File Verification of a SHA-256 Hash using PowerShell
April 14, 2019 #powershell #security
I was researching photo apps when I came across the open source digiKam. Since I was going to download
digiKam-6.0.0-Win64.exe from a mirror site, I wanted to perform some file verification using one of the hash values.
- Filename: Mirrors for digiKam-6.0.0-Win64.exe
- Filename: digiKam-6.0.0-Win64.exe
- Path: /stable/digikam/6.0.0/digiKam-6.0.0-Win64.exe
- Size: 307M (321802858 bytes)
- Last modified: Sun, 10 Feb 2019 08:31:33 GMT (Unix time: 1549787493)
- SHA-256 Hash: 3a39d14bf98641dbce2072c9a68099e15acece4f94897113611e16fa4fcb58e8
- SHA-1 Hash: 7895d692e39e4c90b7c319e85e28b3634b586568
- MD5 Hash: d61404944f63fdf5c2dac3773d056978
I normally use shasum for this task since it is available on Linux, macOS, and Windows using Git Bash.
$ shasum -a 256 digiKam-6.0.0-Win64.exe 3a39d14bf98641dbce2072c9a68099e15acece4f94897113611e16fa4fcb58e8 *digiKam-6.0.0-Win64.exe
Because I was going to suggest this program to a non-developer Windows 10 user, I wanted to find another way for them to verify. Since Windows PowerShell is installed by default, I decided to use PowerShell Get-FileHash.

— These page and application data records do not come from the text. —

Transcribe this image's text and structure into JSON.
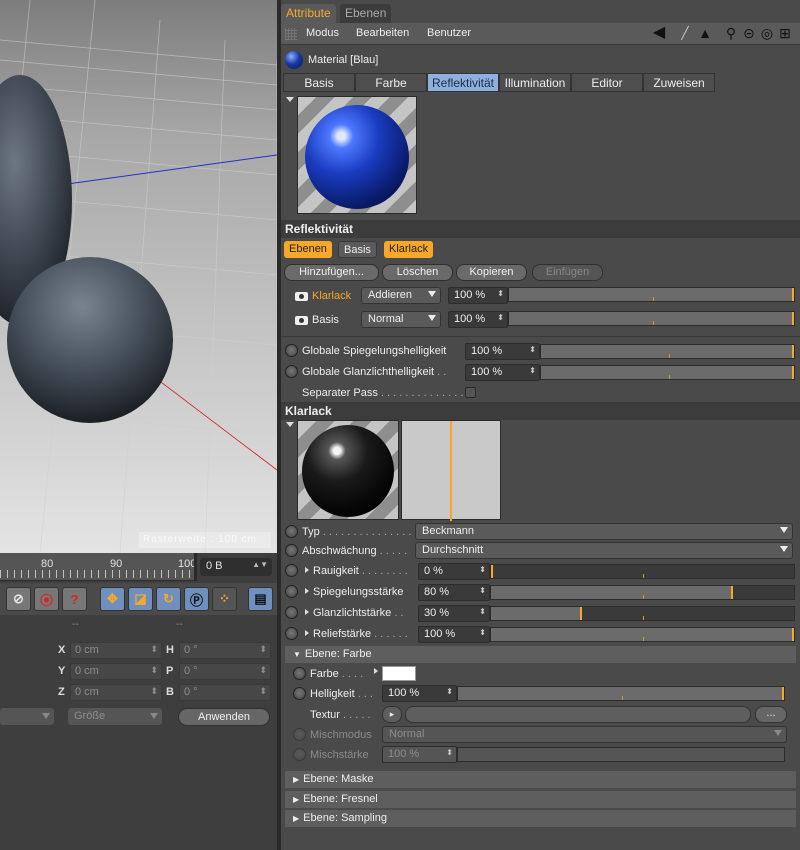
{
  "viewport": {
    "hud_text": "Rasterweite : 100 cm",
    "ruler_labels": [
      "80",
      "90",
      "100"
    ],
    "frame_field": "0 B"
  },
  "coords": {
    "col_dash": "--",
    "rows": [
      {
        "axis_a": "X",
        "val_a": "0 cm",
        "axis_b": "H",
        "val_b": "0 °"
      },
      {
        "axis_a": "Y",
        "val_a": "0 cm",
        "axis_b": "P",
        "val_b": "0 °"
      },
      {
        "axis_a": "Z",
        "val_a": "0 cm",
        "axis_b": "B",
        "val_b": "0 °"
      }
    ],
    "size_dropdown": "Größe",
    "apply_button": "Anwenden"
  },
  "attr": {
    "tabs": [
      "Attribute",
      "Ebenen"
    ],
    "menu": [
      "Modus",
      "Bearbeiten",
      "Benutzer"
    ],
    "material_title": "Material [Blau]",
    "subtabs": [
      "Basis",
      "Farbe",
      "Reflektivität",
      "Illumination",
      "Editor",
      "Zuweisen"
    ],
    "active_subtab": "Reflektivität"
  },
  "reflectivity": {
    "section_title": "Reflektivität",
    "layer_tabs": [
      "Ebenen",
      "Basis",
      "Klarlack"
    ],
    "buttons": [
      "Hinzufügen...",
      "Löschen",
      "Kopieren",
      "Einfügen"
    ],
    "layers": [
      {
        "name": "Klarlack",
        "mode": "Addieren",
        "value": "100 %",
        "active": true,
        "level": 1.0
      },
      {
        "name": "Basis",
        "mode": "Normal",
        "value": "100 %",
        "active": false,
        "level": 1.0
      }
    ],
    "global_spec": {
      "label": "Globale Spiegelungshelligkeit",
      "value": "100 %",
      "level": 1.0
    },
    "global_gloss": {
      "label": "Globale Glanzlichthelligkeit",
      "dots": " . .",
      "value": "100 %",
      "level": 1.0
    },
    "separate_pass": {
      "label": "Separater Pass",
      "dots": " . . . . . . . . . . . . . ."
    }
  },
  "klarlack": {
    "section_title": "Klarlack",
    "typ": {
      "label": "Typ",
      "dots": " . . . . . . . . . . . . . . . .",
      "value": "Beckmann"
    },
    "attenuation": {
      "label": "Abschwächung",
      "dots": " . . . . .",
      "value": "Durchschnitt"
    },
    "sliders": [
      {
        "label": "Rauigkeit",
        "dots": " . . . . . . . .",
        "value": "0 %",
        "level": 0.0
      },
      {
        "label": "Spiegelungsstärke",
        "dots": "",
        "value": "80 %",
        "level": 0.8
      },
      {
        "label": "Glanzlichtstärke",
        "dots": " . .",
        "value": "30 %",
        "level": 0.3
      },
      {
        "label": "Reliefstärke",
        "dots": " . . . . . .",
        "value": "100 %",
        "level": 1.0
      }
    ]
  },
  "ebene_farbe": {
    "title": "Ebene: Farbe",
    "farbe_label": "Farbe",
    "farbe_dots": " . . . .",
    "swatch_color": "#ffffff",
    "helligkeit_label": "Helligkeit",
    "helligkeit_dots": " . . .",
    "helligkeit_value": "100 %",
    "helligkeit_level": 1.0,
    "textur_label": "Textur",
    "textur_dots": " . . . . .",
    "textur_more": "...",
    "mischmodus_label": "Mischmodus",
    "mischmodus_value": "Normal",
    "mischstaerke_label": "Mischstärke",
    "mischstaerke_value": "100 %"
  },
  "collapsed_groups": [
    "Ebene: Maske",
    "Ebene: Fresnel",
    "Ebene: Sampling"
  ],
  "colors": {
    "accent": "#f7a829",
    "active_tab": "#8fb0de",
    "material_blue": "#1b3aa8"
  }
}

PS D:\kevin\downloads> Get-FileHash .\digiKam-6.0.0-Win64.exe | Format-List Algorithm : SHA256 Hash : 3A39D14BF98641DBCE2072C9A68099E15ACECE4F94897113611E16FA4FCB58E8 Path : D:\kevin\downloads\digiKam-6.0.0-Win64.exe

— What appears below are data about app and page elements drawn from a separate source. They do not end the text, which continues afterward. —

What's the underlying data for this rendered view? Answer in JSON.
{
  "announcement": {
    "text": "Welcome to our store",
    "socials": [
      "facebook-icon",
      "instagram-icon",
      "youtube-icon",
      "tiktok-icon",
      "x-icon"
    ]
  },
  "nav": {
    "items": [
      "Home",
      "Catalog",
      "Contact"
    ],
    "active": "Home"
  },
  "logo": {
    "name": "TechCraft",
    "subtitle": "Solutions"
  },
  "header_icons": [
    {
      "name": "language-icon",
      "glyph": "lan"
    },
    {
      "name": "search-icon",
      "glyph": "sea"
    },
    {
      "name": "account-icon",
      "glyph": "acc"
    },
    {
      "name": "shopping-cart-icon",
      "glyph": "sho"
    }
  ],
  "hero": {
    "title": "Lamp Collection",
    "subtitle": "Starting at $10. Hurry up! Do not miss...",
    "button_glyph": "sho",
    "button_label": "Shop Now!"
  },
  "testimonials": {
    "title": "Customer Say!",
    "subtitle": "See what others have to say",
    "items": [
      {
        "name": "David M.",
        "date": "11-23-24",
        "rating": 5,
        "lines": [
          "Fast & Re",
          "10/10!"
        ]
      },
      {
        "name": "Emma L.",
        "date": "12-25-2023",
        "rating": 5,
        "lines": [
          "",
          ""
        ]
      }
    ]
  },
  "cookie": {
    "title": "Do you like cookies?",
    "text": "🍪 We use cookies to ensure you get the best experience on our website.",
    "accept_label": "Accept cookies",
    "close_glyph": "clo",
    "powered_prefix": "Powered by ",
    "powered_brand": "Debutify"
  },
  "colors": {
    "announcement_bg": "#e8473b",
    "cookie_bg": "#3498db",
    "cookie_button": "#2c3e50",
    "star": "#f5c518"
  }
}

From that output, I can compare the values by copying the value and doing a “find” on the download page. But now that I was playing around with PowerShell, I wanted to explore better ways and did some exploration.
PS D:\kevin\downloads> $hash = Get-FileHash .\digiKam-6.0.0-Win64.exe PS D:\kevin\downloads> $hash.hash 3A39D14BF98641DBCE2072C9A68099E15ACECE4F94897113611E16FA4FCB58E8 PS D:\kevin\downloads> $hash.hash -eq "3a39d14bf98641dbce2072c9a68099e15acece4f94897113611e16fa4fcb58e8" True
I wasn’t expecting the case insensitive compare to work, but About Comparison Operators verified this was the default as well as the other options.
By default, all comparison operators are case-insensitive. To make a comparison operator case-sensitive, precede the operator name with a c. For example, the case-sensitive version of -eq is -ceq. To make the case-insensitivity explicit, precede the operator with an i. For example, the explicitly case-insensitive version of -eq is -ieq.
Putting everything together, I can use this 1-liner as future reference.
PS D:\kevin\downloads> (Get-FileHash .\digiKam-6.0.0-Win64.exe).hash -eq "3a39d14bf98641dbce2072c9a68099e15acece4f94897113611e16fa4fcb58e8" True